_REQUIREMENT_.
The records below must be written out exactly, with every picture left behind.

Data records for software interfaces
Content starts
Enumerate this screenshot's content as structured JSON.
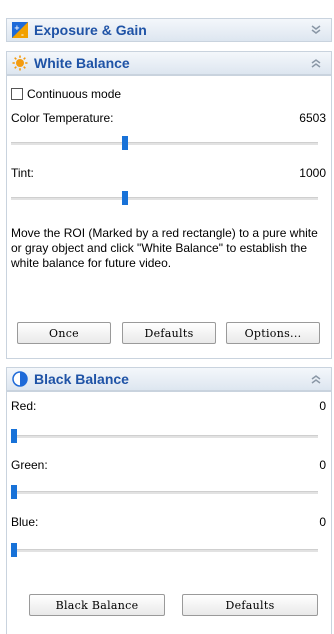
{
  "exposure": {
    "title": "Exposure & Gain"
  },
  "white_balance": {
    "title": "White Balance",
    "continuous_label": "Continuous mode",
    "continuous_checked": false,
    "color_temp_label": "Color Temperature:",
    "color_temp_value": "6503",
    "color_temp_fraction": 0.37,
    "tint_label": "Tint:",
    "tint_value": "1000",
    "tint_fraction": 0.37,
    "description": "Move the ROI (Marked by a red rectangle) to a pure white or gray object and click \"White Balance\" to establish the white balance for future video.",
    "buttons": {
      "once": "Once",
      "defaults": "Defaults",
      "options": "Options..."
    }
  },
  "black_balance": {
    "title": "Black Balance",
    "red_label": "Red:",
    "red_value": "0",
    "red_fraction": 0.0,
    "green_label": "Green:",
    "green_value": "0",
    "green_fraction": 0.0,
    "blue_label": "Blue:",
    "blue_value": "0",
    "blue_fraction": 0.0,
    "buttons": {
      "black_balance": "Black Balance",
      "defaults": "Defaults"
    }
  },
  "colors": {
    "header_text": "#1f53a6",
    "slider_thumb": "#1872d8",
    "panel_border": "#c9d3de"
  }
}
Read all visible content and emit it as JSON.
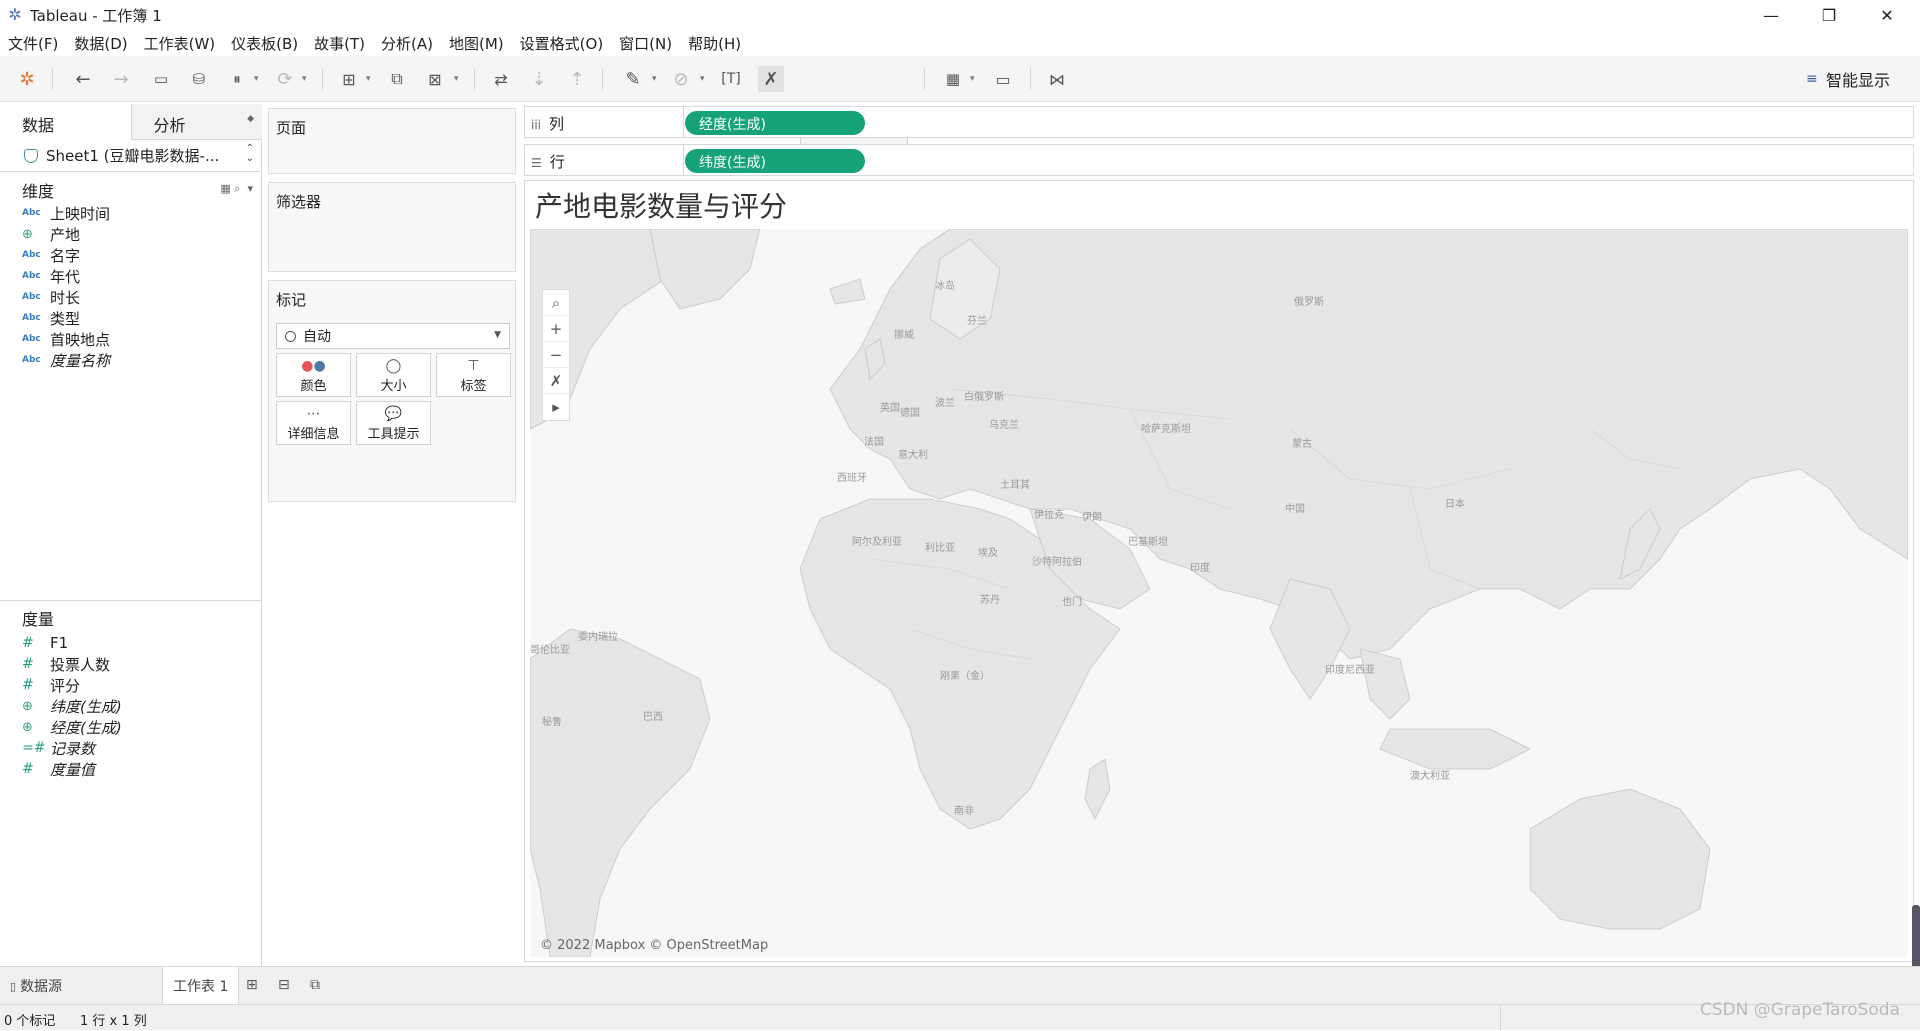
{
  "app": {
    "title": "Tableau - 工作簿 1"
  },
  "menu": [
    "文件(F)",
    "数据(D)",
    "工作表(W)",
    "仪表板(B)",
    "故事(T)",
    "分析(A)",
    "地图(M)",
    "设置格式(O)",
    "窗口(N)",
    "帮助(H)"
  ],
  "toolbar": {
    "show_me": "智能显示"
  },
  "data_pane": {
    "tab_data": "数据",
    "tab_analysis": "分析",
    "datasource": "Sheet1 (豆瓣电影数据-...",
    "dimensions_header": "维度",
    "dimensions": [
      {
        "type": "Abc",
        "label": "上映时间"
      },
      {
        "type": "geo",
        "label": "产地"
      },
      {
        "type": "Abc",
        "label": "名字"
      },
      {
        "type": "Abc",
        "label": "年代"
      },
      {
        "type": "Abc",
        "label": "时长"
      },
      {
        "type": "Abc",
        "label": "类型"
      },
      {
        "type": "Abc",
        "label": "首映地点"
      },
      {
        "type": "Abc",
        "label": "度量名称"
      }
    ],
    "measures_header": "度量",
    "measures": [
      {
        "type": "#",
        "label": "F1"
      },
      {
        "type": "#",
        "label": "投票人数"
      },
      {
        "type": "#",
        "label": "评分"
      },
      {
        "type": "geo",
        "label": "纬度(生成)"
      },
      {
        "type": "geo",
        "label": "经度(生成)"
      },
      {
        "type": "=#",
        "label": "记录数"
      },
      {
        "type": "#",
        "label": "度量值"
      }
    ]
  },
  "cards": {
    "pages": "页面",
    "filters": "筛选器",
    "marks": "标记",
    "mark_type": "自动",
    "buttons": [
      "颜色",
      "大小",
      "标签",
      "详细信息",
      "工具提示"
    ]
  },
  "shelves": {
    "columns_label": "列",
    "columns_pill": "经度(生成)",
    "rows_label": "行",
    "rows_pill": "纬度(生成)"
  },
  "view": {
    "title": "产地电影数量与评分",
    "attribution": "© 2022 Mapbox © OpenStreetMap",
    "map_labels": [
      "俄罗斯",
      "冰岛",
      "芬兰",
      "挪威",
      "白俄罗斯",
      "英国",
      "波兰",
      "德国",
      "乌克兰",
      "法国",
      "意大利",
      "西班牙",
      "哈萨克斯坦",
      "蒙古",
      "土耳其",
      "阿尔及利亚",
      "利比亚",
      "埃及",
      "伊拉克",
      "伊朗",
      "巴基斯坦",
      "沙特阿拉伯",
      "中国",
      "日本",
      "印度",
      "苏丹",
      "也门",
      "刚果（金）",
      "哥伦比亚",
      "秘鲁",
      "巴西",
      "印度尼西亚",
      "澳大利亚",
      "南非",
      "委内瑞拉"
    ]
  },
  "sheetbar": {
    "datasource": "数据源",
    "sheet": "工作表 1"
  },
  "status": {
    "marks": "0 个标记",
    "rows_cols": "1 行 x 1 列"
  },
  "watermark": "CSDN @GrapeTaroSoda"
}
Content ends
_FINAL ANSWER_.
Enumerate this screenshot's content as structured JSON.
{
  "exposure": {
    "title": "Exposure & Gain"
  },
  "white_balance": {
    "title": "White Balance",
    "continuous_label": "Continuous mode",
    "continuous_checked": false,
    "color_temp_label": "Color Temperature:",
    "color_temp_value": "6503",
    "color_temp_fraction": 0.37,
    "tint_label": "Tint:",
    "tint_value": "1000",
    "tint_fraction": 0.37,
    "description": "Move the ROI (Marked by a red rectangle) to a pure white or gray object and click \"White Balance\" to establish the white balance for future video.",
    "buttons": {
      "once": "Once",
      "defaults": "Defaults",
      "options": "Options..."
    }
  },
  "black_balance": {
    "title": "Black Balance",
    "red_label": "Red:",
    "red_value": "0",
    "red_fraction": 0.0,
    "green_label": "Green:",
    "green_value": "0",
    "green_fraction": 0.0,
    "blue_label": "Blue:",
    "blue_value": "0",
    "blue_fraction": 0.0,
    "buttons": {
      "black_balance": "Black Balance",
      "defaults": "Defaults"
    }
  },
  "colors": {
    "header_text": "#1f53a6",
    "slider_thumb": "#1872d8",
    "panel_border": "#c9d3de"
  }
}
Read all visible content and emit it as JSON.
{
  "app": {
    "title": "Tableau - 工作簿 1"
  },
  "menu": [
    "文件(F)",
    "数据(D)",
    "工作表(W)",
    "仪表板(B)",
    "故事(T)",
    "分析(A)",
    "地图(M)",
    "设置格式(O)",
    "窗口(N)",
    "帮助(H)"
  ],
  "toolbar": {
    "show_me": "智能显示"
  },
  "data_pane": {
    "tab_data": "数据",
    "tab_analysis": "分析",
    "datasource": "Sheet1 (豆瓣电影数据-...",
    "dimensions_header": "维度",
    "dimensions": [
      {
        "type": "Abc",
        "label": "上映时间"
      },
      {
        "type": "geo",
        "label": "产地"
      },
      {
        "type": "Abc",
        "label": "名字"
      },
      {
        "type": "Abc",
        "label": "年代"
      },
      {
        "type": "Abc",
        "label": "时长"
      },
      {
        "type": "Abc",
        "label": "类型"
      },
      {
        "type": "Abc",
        "label": "首映地点"
      },
      {
        "type": "Abc",
        "label": "度量名称"
      }
    ],
    "measures_header": "度量",
    "measures": [
      {
        "type": "#",
        "label": "F1"
      },
      {
        "type": "#",
        "label": "投票人数"
      },
      {
        "type": "#",
        "label": "评分"
      },
      {
        "type": "geo",
        "label": "纬度(生成)"
      },
      {
        "type": "geo",
        "label": "经度(生成)"
      },
      {
        "type": "=#",
        "label": "记录数"
      },
      {
        "type": "#",
        "label": "度量值"
      }
    ]
  },
  "cards": {
    "pages": "页面",
    "filters": "筛选器",
    "marks": "标记",
    "mark_type": "自动",
    "buttons": [
      "颜色",
      "大小",
      "标签",
      "详细信息",
      "工具提示"
    ]
  },
  "shelves": {
    "columns_label": "列",
    "columns_pill": "经度(生成)",
    "rows_label": "行",
    "rows_pill": "纬度(生成)"
  },
  "view": {
    "title": "产地电影数量与评分",
    "attribution": "© 2022 Mapbox © OpenStreetMap",
    "map_labels": [
      "俄罗斯",
      "冰岛",
      "芬兰",
      "挪威",
      "白俄罗斯",
      "英国",
      "波兰",
      "德国",
      "乌克兰",
      "法国",
      "意大利",
      "西班牙",
      "哈萨克斯坦",
      "蒙古",
      "土耳其",
      "阿尔及利亚",
      "利比亚",
      "埃及",
      "伊拉克",
      "伊朗",
      "巴基斯坦",
      "沙特阿拉伯",
      "中国",
      "日本",
      "印度",
      "苏丹",
      "也门",
      "刚果（金）",
      "哥伦比亚",
      "秘鲁",
      "巴西",
      "印度尼西亚",
      "澳大利亚",
      "南非",
      "委内瑞拉"
    ]
  },
  "sheetbar": {
    "datasource": "数据源",
    "sheet": "工作表 1"
  },
  "status": {
    "marks": "0 个标记",
    "rows_cols": "1 行 x 1 列"
  },
  "watermark": "CSDN @GrapeTaroSoda"
}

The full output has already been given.